Reflecting on the Huon

It feels like a long way from anywhere, but the Huon Valley is just over half an hour’s drive from Hobart.

From the deep, still waters of the Huon River emerge mirror image reflections of a clear sky and distant sailing boats.

Regarded as one of Tasmania’s best drives – a high accolade in this picturesque state – the Huon Valley Highway heads south-west from Hobart behind the Wellington Range to meet up with the river at the appropriately-named Huonville.

For 20 scenic kilometres, the road kisses the river bank as it travels south to Port Huon and Geeveston. This gourmet epicentre attracts day trippers from Hobart who browse the roadside stalls, dine on fresh local produce and revel in the country ambience.

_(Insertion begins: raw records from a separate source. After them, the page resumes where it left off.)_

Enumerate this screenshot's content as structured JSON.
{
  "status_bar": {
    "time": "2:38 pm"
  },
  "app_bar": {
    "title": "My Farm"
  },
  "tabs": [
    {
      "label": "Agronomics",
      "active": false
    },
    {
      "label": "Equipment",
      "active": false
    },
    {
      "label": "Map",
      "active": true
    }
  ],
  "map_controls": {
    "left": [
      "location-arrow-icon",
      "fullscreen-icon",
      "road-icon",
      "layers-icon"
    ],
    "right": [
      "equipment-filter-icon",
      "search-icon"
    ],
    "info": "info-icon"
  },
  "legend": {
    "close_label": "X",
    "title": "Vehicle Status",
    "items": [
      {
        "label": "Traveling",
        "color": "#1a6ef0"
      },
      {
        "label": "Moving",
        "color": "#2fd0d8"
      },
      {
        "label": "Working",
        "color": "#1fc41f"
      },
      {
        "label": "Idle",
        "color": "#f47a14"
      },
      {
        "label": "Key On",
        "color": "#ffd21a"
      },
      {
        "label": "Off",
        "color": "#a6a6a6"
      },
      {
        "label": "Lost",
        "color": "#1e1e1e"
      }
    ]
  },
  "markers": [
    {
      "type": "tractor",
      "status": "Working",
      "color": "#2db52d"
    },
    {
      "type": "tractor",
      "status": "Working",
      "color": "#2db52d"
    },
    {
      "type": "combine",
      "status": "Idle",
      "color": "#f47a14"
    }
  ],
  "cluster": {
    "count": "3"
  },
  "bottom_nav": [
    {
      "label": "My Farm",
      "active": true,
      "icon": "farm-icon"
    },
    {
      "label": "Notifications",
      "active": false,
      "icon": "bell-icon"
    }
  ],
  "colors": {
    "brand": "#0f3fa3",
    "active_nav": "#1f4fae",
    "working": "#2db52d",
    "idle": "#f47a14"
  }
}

Give your heart rate a boost with an exhilarating ride up the Huon River. John Allport of Huon River Jet Boats will show you sharp turns and gravity defying spins along with a history lesson as you travel the 12 navigable upstream kilometres on the 35-minute trip. It’s also a chance to see rare Huon pines on the riverbank and spot sea eagles.

 

 When you are ready for lunch, pick out a table near the window at Home Hill Vineyard and Winery Restaurant at Ranelagh for a relaxing vineyard view. The rammed earth buildings house an award-winning winery and kitchen renowned for its use of local Cygnet mushrooms and stonefruit from nearby orchards.

There are more Huon pines to discover at the Tahune Forest Airwalk. Peering down from the 50-metre-high cantilever section that dangles over the confluence of the Huon and Picton rivers is a rare treat. The elevated walkway circuit takes around 50 minutes to complete but you might be tempted by views over the Harz Mountains and linger longer.

Finish off with a bit of personal fly action and a session in the cable hang glider, drifting smoothly 50 metres over the Huon River.

Rather than returning to Hobart, extend your stay with a night at the charming seaside town of Dover and explore more of Tasmania’s far south. It’s easy to relax in the hot tub on the deck of Driftwood Cottages with a glass of fine local wine and watch the sun set over D’Entrecastreaux Channel and Port Esperance Bay.

 

 

With another day to explore the area, drive to Hastings Caves and Thermal Springs for a 45-minute ranger guided tour of the 40-million-year-old Newdegate Cave. The Hastings Visitor Centre is located next to a thermal spring swimming pool which, even in Tasmania’s chilly winter months, is a pleasant 28 degrees Celsius.

There are two essential stops as you head back to Hobart. Masaaki Koyoma’s handmade sushi and tasting platters are almost too pretty to eat, but that didn’t stop Rick Stein from recommending them as some of the best he has tasted. Designed around the freshest local produce available on the day, Masaaki’s Sushi has developed a cult following which draws eager day trippers to the sleepy township of Geeveston.

Just a little further down the road, the Franklin Wooden Boat Centre is where you’ll step back in time with the warm aroma of wood shavings and history of boat building.

Back in Hobart with a day or so to spare, check into self-contained boutique apartment accommodation at Salamanca Wharf Hotel. Just a short stroll from the café and restaurant-filled Salamanca strip, it is also a handy to the famed Salamanca markets held every Saturday. Set amidst mellow sandstone warehouses and tall plane trees, the markets fill two street blocks with vegetable delights, bold ceramics, vintage toys, scallop pies and warm porridge. Stock up on local whisky and cold climate clothes.

 

 Explore the city’s backstreets and alleyways with a Hobart Café Culture tour lead by Robyn Everist. Robyn shares her passion for Hobart’s colonial past with multiple doses of excellent coffee from the city’s finest baristas, accompanied by freshly-baked artisan pastries and local chocolates on a progressive morning tea.

If you have room for lunch, take a seat and enjoy the 280-degree view at The Glass House which sits suspended over Sullivan’s Cove on the waterfront.

Try some of their salt-cured, grass-fed wallaby, tender Cape Grim beef, local Pitt Water Pacific oysters or Huon salmon. Finish with a substantial wedge of clothbound Bay of Fires cheddar matched to their Tasmanian-centred wine list.

What Tasmania lacks in size, it more than makes up with the depth and authenticity of its experiences.

The writer travelled with the assistance of Tourism Tasmania.